In this part of the world, children are said to be deficient in necessary skills needed to enhance their capability to become better members of the academia and society at large. REGINA OTOKPA was at an event where some volunteers presented an opportunity to remedy the situation
It is one thing to be intelligent.
It is another thing to be able to activate the intelligence to attain sustainable success in life. Experts have continued to argue that the basic level of education remains the most critical aspects of an individual’s life in becoming an epitome of success in any chosen career.
In recent times, the poor quality of graduates from Nigerian Universities have become a thing of worry for all and sundry, even as the Federal Government through the Ministry of Education, has continued to fashion out policies to curb the ugly trend. However, government cannot do this alone.
Only recently, about 40 school, drawn from both public and private primary schools within Abuja, qualified for the 1st edition of the Schools Debate League, SDL, Abuja 2017.
Some of the schools include; Ladela School, Creative learning International schools, Greenrice International School, Lead British International School, Rabeito School, and Local Government Primary Schools commonly referred to as LEA, from across different locations including Gwarinpa, Galadinma and Aleyta.

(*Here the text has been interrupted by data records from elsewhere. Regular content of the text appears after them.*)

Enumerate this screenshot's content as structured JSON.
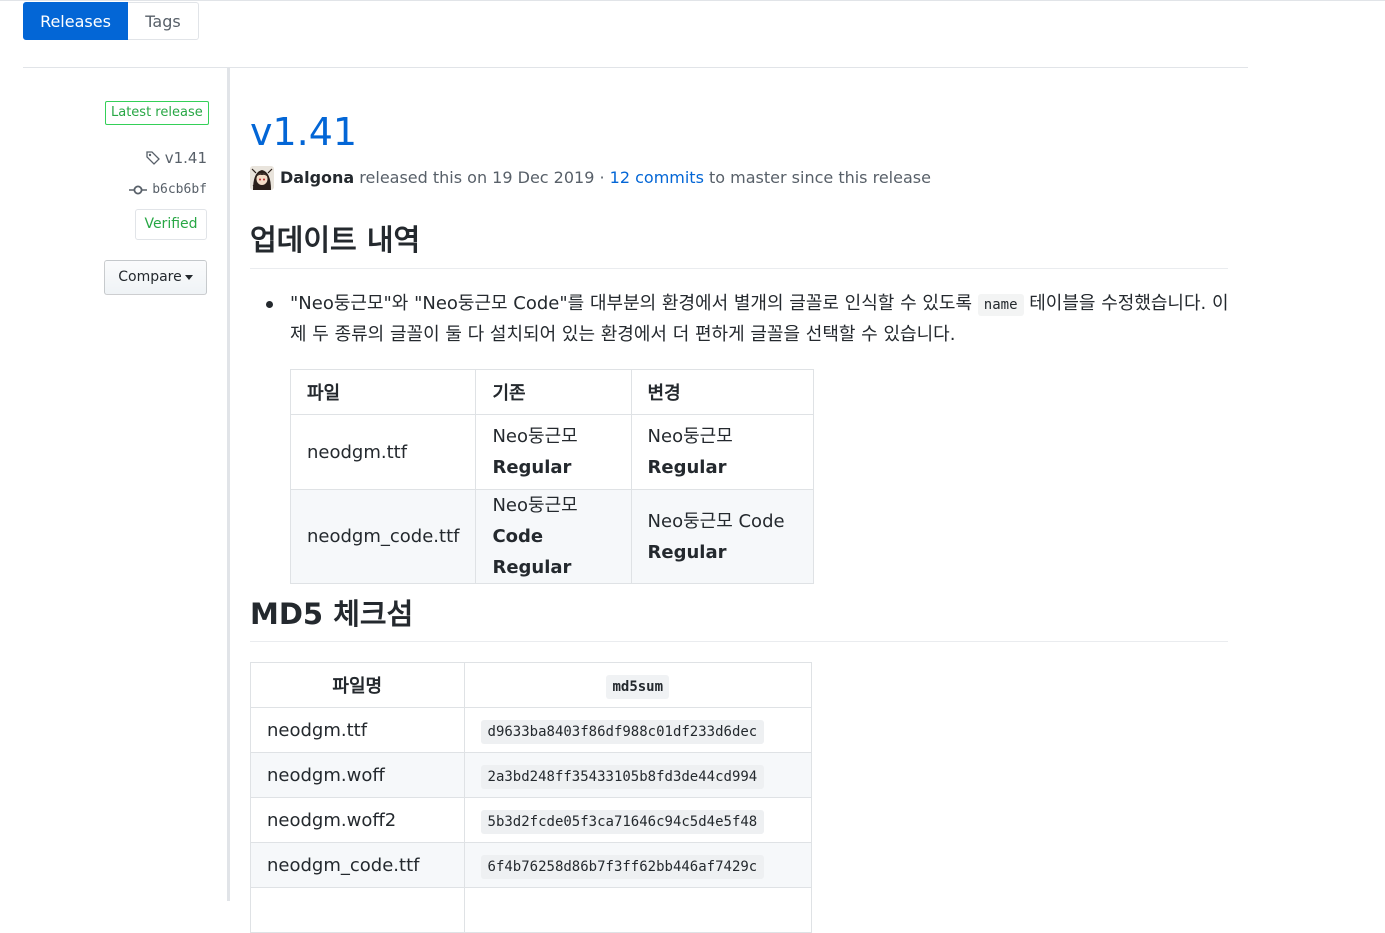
{
  "tabs": {
    "releases": "Releases",
    "tags": "Tags"
  },
  "sidebar": {
    "latest_badge": "Latest release",
    "tag": "v1.41",
    "commit": "b6cb6bf",
    "verified": "Verified",
    "compare": "Compare"
  },
  "release": {
    "title": "v1.41",
    "author": "Dalgona",
    "released_text": "released this on 19 Dec 2019 ·",
    "commits_link": "12 commits",
    "commits_suffix": "to master since this release"
  },
  "update_section": {
    "heading": "업데이트 내역",
    "bullet_before": "\"Neo둥근모\"와 \"Neo둥근모 Code\"를 대부분의 환경에서 별개의 글꼴로 인식할 수 있도록",
    "bullet_code": "name",
    "bullet_after": "테이블을 수정했습니다. 이제 두 종류의 글꼴이 둘 다 설치되어 있는 환경에서 더 편하게 글꼴을 선택할 수 있습니다.",
    "table": {
      "headers": [
        "파일",
        "기존",
        "변경"
      ],
      "rows": [
        {
          "file": "neodgm.ttf",
          "old_1": "Neo둥근모",
          "old_2": "Regular",
          "new_1": "Neo둥근모",
          "new_2": "Regular"
        },
        {
          "file": "neodgm_code.ttf",
          "old_1": "Neo둥근모",
          "old_2": "Code Regular",
          "new_1": "Neo둥근모 Code",
          "new_2": "Regular"
        }
      ]
    }
  },
  "md5_section": {
    "heading": "MD5 체크섬",
    "table": {
      "header_file": "파일명",
      "header_sum": "md5sum",
      "rows": [
        {
          "file": "neodgm.ttf",
          "sum": "d9633ba8403f86df988c01df233d6dec"
        },
        {
          "file": "neodgm.woff",
          "sum": "2a3bd248ff35433105b8fd3de44cd994"
        },
        {
          "file": "neodgm.woff2",
          "sum": "5b3d2fcde05f3ca71646c94c5d4e5f48"
        },
        {
          "file": "neodgm_code.ttf",
          "sum": "6f4b76258d86b7f3ff62bb446af7429c"
        }
      ]
    }
  },
  "colors": {
    "accent": "#0366d6",
    "success": "#28a745",
    "border": "#e1e4e8"
  },
  "icons": {
    "tag": "tag-icon",
    "commit": "git-commit-icon",
    "caret": "caret-down-icon"
  }
}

SDL, is a programme designed by the Life Skills Experts, LSF, to develop capabilities around children from a tender age, around one of the important skills they need in life which is communication skills and in particular, persuasive presentations to be convincing and influencing communicators in future.
It also aims at exposing students in the basic school to learning experiences that would task them to think about real life issues and challenges and have such translated into persuasive arguments and presentations. But according to the Founder and Director of LSF, Omagbitse Barrow, one of the powerful ways to achieve this was through debate competitions.

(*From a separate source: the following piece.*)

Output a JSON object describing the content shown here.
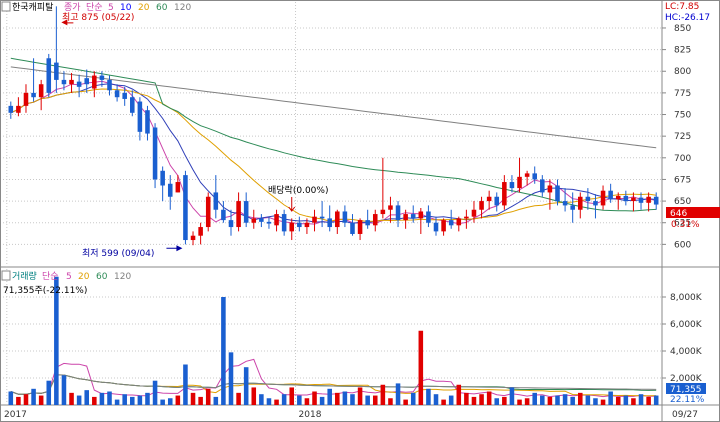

Barrow had made a startling discovery that Nigeria, with a population as high as over 180 million people, has suffered gross leadership gap in the hands of wrong leaders, who unfortunately like majority of people who grew up in Nigeria, were not exposed to essential life skills from the early stages of life unlike their counterparts in other parts of the world.

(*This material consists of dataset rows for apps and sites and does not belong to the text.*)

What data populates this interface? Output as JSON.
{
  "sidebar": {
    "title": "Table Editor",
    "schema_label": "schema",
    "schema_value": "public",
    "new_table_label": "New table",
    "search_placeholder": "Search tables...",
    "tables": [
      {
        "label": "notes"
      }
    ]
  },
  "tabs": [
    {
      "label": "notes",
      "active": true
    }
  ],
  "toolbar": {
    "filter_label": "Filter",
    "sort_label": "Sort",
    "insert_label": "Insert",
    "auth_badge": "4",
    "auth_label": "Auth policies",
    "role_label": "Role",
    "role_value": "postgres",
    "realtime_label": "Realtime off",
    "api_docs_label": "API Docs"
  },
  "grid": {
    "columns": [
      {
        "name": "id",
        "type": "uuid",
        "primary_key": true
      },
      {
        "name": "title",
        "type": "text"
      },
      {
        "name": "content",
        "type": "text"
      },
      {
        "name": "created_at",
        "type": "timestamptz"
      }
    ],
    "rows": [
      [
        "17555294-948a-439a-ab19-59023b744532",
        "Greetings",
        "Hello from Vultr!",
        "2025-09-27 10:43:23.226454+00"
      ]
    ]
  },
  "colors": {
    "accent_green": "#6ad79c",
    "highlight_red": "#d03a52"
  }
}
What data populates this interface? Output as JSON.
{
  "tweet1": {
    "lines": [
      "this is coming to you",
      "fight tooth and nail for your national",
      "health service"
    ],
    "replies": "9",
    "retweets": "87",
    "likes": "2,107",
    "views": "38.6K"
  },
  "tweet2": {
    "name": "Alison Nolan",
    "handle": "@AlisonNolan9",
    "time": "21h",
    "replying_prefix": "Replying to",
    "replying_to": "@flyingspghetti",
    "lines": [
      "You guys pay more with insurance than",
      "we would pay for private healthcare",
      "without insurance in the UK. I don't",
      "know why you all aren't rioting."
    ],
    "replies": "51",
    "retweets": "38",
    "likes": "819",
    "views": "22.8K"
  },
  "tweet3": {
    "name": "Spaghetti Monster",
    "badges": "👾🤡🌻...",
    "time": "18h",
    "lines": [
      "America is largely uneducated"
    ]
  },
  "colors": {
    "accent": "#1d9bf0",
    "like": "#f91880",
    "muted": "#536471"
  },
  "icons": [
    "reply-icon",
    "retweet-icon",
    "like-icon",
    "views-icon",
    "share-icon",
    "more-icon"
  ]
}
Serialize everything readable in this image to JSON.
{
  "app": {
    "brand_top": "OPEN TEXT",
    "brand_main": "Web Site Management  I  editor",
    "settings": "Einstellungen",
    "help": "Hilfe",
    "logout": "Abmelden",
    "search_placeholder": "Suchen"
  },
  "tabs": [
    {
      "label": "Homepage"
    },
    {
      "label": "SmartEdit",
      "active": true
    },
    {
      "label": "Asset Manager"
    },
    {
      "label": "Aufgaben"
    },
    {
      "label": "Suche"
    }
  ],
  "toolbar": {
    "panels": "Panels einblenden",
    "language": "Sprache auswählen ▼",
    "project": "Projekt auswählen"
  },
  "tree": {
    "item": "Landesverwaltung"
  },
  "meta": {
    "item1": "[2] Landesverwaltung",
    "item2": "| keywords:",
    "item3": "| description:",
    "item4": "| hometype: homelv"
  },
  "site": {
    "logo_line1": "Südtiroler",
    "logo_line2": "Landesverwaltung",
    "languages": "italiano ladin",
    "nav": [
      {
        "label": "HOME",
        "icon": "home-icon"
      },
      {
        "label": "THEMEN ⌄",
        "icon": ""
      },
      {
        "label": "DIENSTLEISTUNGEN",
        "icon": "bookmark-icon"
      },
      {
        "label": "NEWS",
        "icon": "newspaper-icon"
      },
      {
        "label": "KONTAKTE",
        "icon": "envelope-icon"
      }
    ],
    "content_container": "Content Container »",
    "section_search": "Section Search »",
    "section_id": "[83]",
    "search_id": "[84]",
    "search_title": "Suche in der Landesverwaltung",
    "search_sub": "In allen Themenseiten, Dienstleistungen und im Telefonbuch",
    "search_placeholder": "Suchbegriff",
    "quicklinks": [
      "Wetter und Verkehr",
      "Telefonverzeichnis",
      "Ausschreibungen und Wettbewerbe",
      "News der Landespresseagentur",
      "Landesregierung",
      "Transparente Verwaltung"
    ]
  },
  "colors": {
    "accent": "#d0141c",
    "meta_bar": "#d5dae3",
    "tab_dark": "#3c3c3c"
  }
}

Inside Abuja checks revealed that Social Scientists across the globe are unanimous on the fact that for individuals to achieve sustainability, they need a combination of academic skills and life skills-15 per cent Intelligence Quotient and 85 per cent Emotional Quotient.
But in Nigeria, what we find in our school programmes focus almost exclusively on the 15 per cent Intelligence Quotient which according to Barrow, “is therefore no surprise that we create graduates and school leavers who do not possess the basic skills for value based leadership, personal effectiveness, creativity and innovation, communication and financial literacy.
No one is really paying attention to this.”
Driven by a passion to create more influencing communicators within students in Abuja, he stressed that good leadership as found in some developed countries of the world was achievable due to the understanding, acceptability and inculcation of values and practical life skills such as communication skills, creativity, innovation and financial literacy, in the schools curricula from the basic level, arguing that while a combination of academic and life skills were needed to achieve sustainable success, the opposite is the case in Nigeria, where emphasis is laid only on the academic performance of the students, leading to a poor quality of the workforce.
“Nigerians are often creative in the wrong direction. Leadership often times, we have been led by the wrong people because we haven’t really taught ourselves what real value based leadership means.
People who work in the office are not very productive because when they were young they didn’t learn about things like managing time and being effective, speaking and focusing on task and activities.
“In most developed countries in the world, they have understood that life communication skills, things like leadership, financial literacy, communication skills and creativity, must be in the schools; that they must be taught in schools; these are not academic subjects, these are practical life skills.”
Regardless, Nigerian government can emulate its counterparts and begin to undertake steps beyond the basic subject requirements such as mathematics, English and sciences, to legislate the inclusion and practice of life skills in the school curricula starting from the basic schools.